- Improved life cycle management (LCM)
- New APIs
- Improved security
The first way we’ve improved satellite nodes is by reducing the required maintenance window. To do this, the satellite node update process has now been split in two. Instead of staging the recovery bundle and performing the update in one step, you can now stage the recovery bundle and perform the update separately.
Staging the bundle in advance is great because we know bandwidth can be limited at the edge and this allows ample time to transfer the bundle in advance to ensure your update happens during your scheduled maintenance window. Once your bundles are staged, it’s as simple as scheduling the updates and letting VxRail execute the node update. This improvement ensures that you can complete the update within the expected timeframe to minimize downtime. Satellite nodes sit outside the cluster and, as a result, workloads will go offline while the node is updated.
Do you have a large number of edge locations that could use satellite nodes and need an easier way to manage at scale? Good news! These new APIs are perfect for making edge life at scale easier.
The new APIs include:
- Satellite node LCM
- Add a satellite node to a managed folder
- Remove a satellite node from a managed folder
The introductory release of VxRail satellite nodes featured LCM operations through the VxRail Manager plug-in, which could be quite time consuming if you are managing a large number of satellite nodes. We saw room for improvement so now administrators can use VxRail APIs to add, update, and remove satellite nodes to simplify and speed up operations.
You can use the satellite node LCM API to adjust configuration settings that benefit management at scale, such as adjusting the number of satellite nodes you want to update in parallel. For example, although the default is to update 20 nodes in parallel, you can initiate updates for up to 30 satellite nodes in parallel, as needed.
There is also a failure rate feature that will set a condition to exit from an LCM operation. For example, if you are updating multiple satellite nodes at one time and nodes are failing to update, the failure rate setting is a way to abort the operation altogether if the rate surpasses a set threshold. The default threshold is 20% but can be set anywhere from 1% to 100%. Using the VxRail API, you can adjust settings like this that are not available in the VxRail Manager.
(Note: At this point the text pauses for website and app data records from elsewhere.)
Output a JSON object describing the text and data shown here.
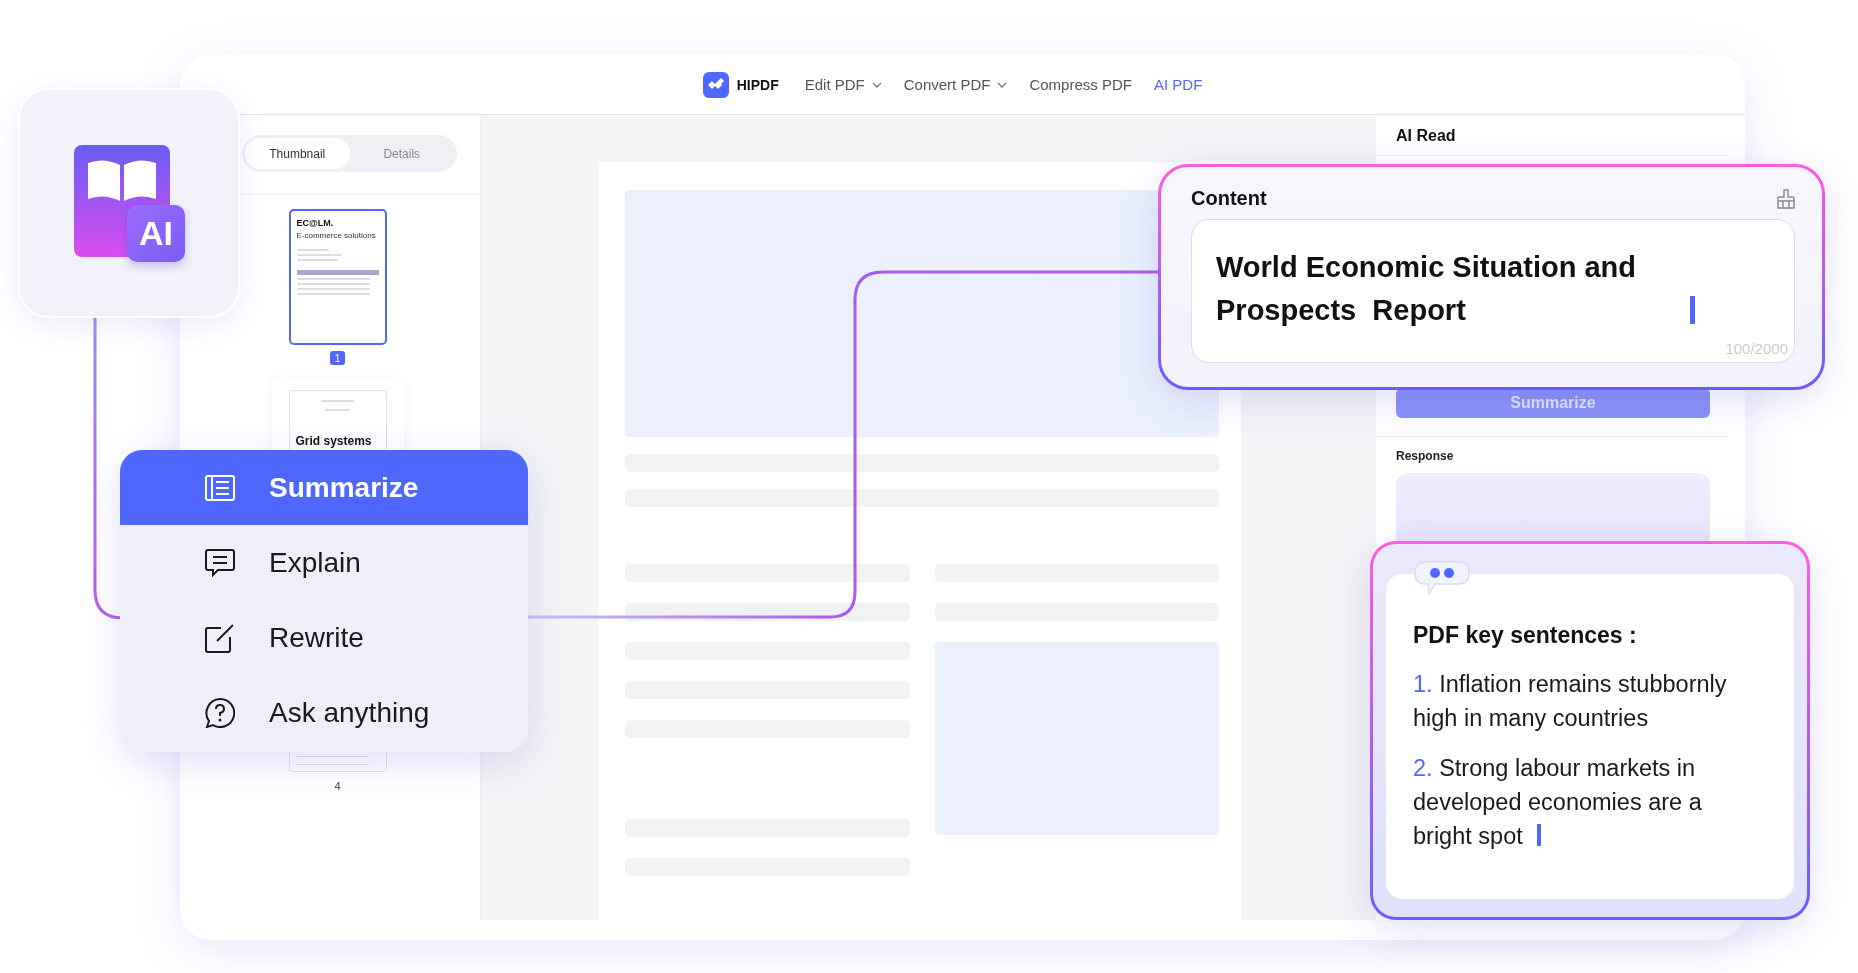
{
  "logo_card": {
    "badge": "AI"
  },
  "nav": {
    "brand": "HIPDF",
    "items": [
      {
        "label": "Edit PDF",
        "dropdown": true,
        "selected": false
      },
      {
        "label": "Convert PDF",
        "dropdown": true,
        "selected": false
      },
      {
        "label": "Compress PDF",
        "dropdown": false,
        "selected": false
      },
      {
        "label": "AI PDF",
        "dropdown": false,
        "selected": true
      }
    ]
  },
  "sidebar": {
    "tabs": [
      {
        "label": "Thumbnail",
        "selected": true
      },
      {
        "label": "Details",
        "selected": false
      }
    ],
    "pages": [
      {
        "kind": "invoice",
        "title": "EC@LM.",
        "subtitle": "E-commerce solutions",
        "number": "1",
        "selected": true
      },
      {
        "kind": "article",
        "title": "Grid systems",
        "selected": false
      },
      {
        "kind": "table",
        "number": "4",
        "selected": false
      }
    ]
  },
  "ai_panel": {
    "title": "AI Read",
    "button": "Summarize",
    "response_label": "Response"
  },
  "menu": {
    "items": [
      {
        "label": "Summarize",
        "kind": "list",
        "selected": true
      },
      {
        "label": "Explain",
        "kind": "comment",
        "selected": false
      },
      {
        "label": "Rewrite",
        "kind": "edit",
        "selected": false
      },
      {
        "label": "Ask anything",
        "kind": "question",
        "selected": false
      }
    ]
  },
  "content_card": {
    "title": "Content",
    "value": "World Economic Situation and Prospects  Report",
    "counter": "100/2000"
  },
  "key_card": {
    "title": "PDF key sentences :",
    "items": [
      {
        "number": "1.",
        "text": "Inflation remains stubbornly high in many countries"
      },
      {
        "number": "2.",
        "text": "Strong labour markets in developed economies are a bright spot"
      }
    ]
  }
}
These new APIs are great for users with a large number of VxRail satellite nodes. Adding, removing, and updating satellite nodes can now be automated through the new APIs, saving you precious time across your edge locations.
VxRail satellite nodes can now use Secure Enterprise Key Management (SEKM), made available through the Dell PowerEdge servers that VxRail is built on. What is SEKM you might ask? Well, SEKM gives you the ability to secure drive access using encryption keys stored on a central key management server (not on the satellite node).
SEKM is great for many reasons. First, an edge location might be more exposed and have less physical security than your typical data center but that doesn’t mean securing your data is any less important. SEKM keeps your data drives locked even if the entire server is stolen. When paired with self-encrypting drives, you can secure the data even further. Second, the encryption keys are stored in a centralized location, making it easier to manage the security of large numbers of satellite nodes instead of having to manage each satellite node individually.
In this blog we’ve highlighted some exciting new satellite node features, including an improved update process, new APIs, and enhanced security, all of which enhance managing the edge at scale. Check out the full VxRail 7.0.350 release and see the full list of enhancements by clicking the link below.
Thanks for reading!
Author: Stephen Graham, VxRail Tech Marketing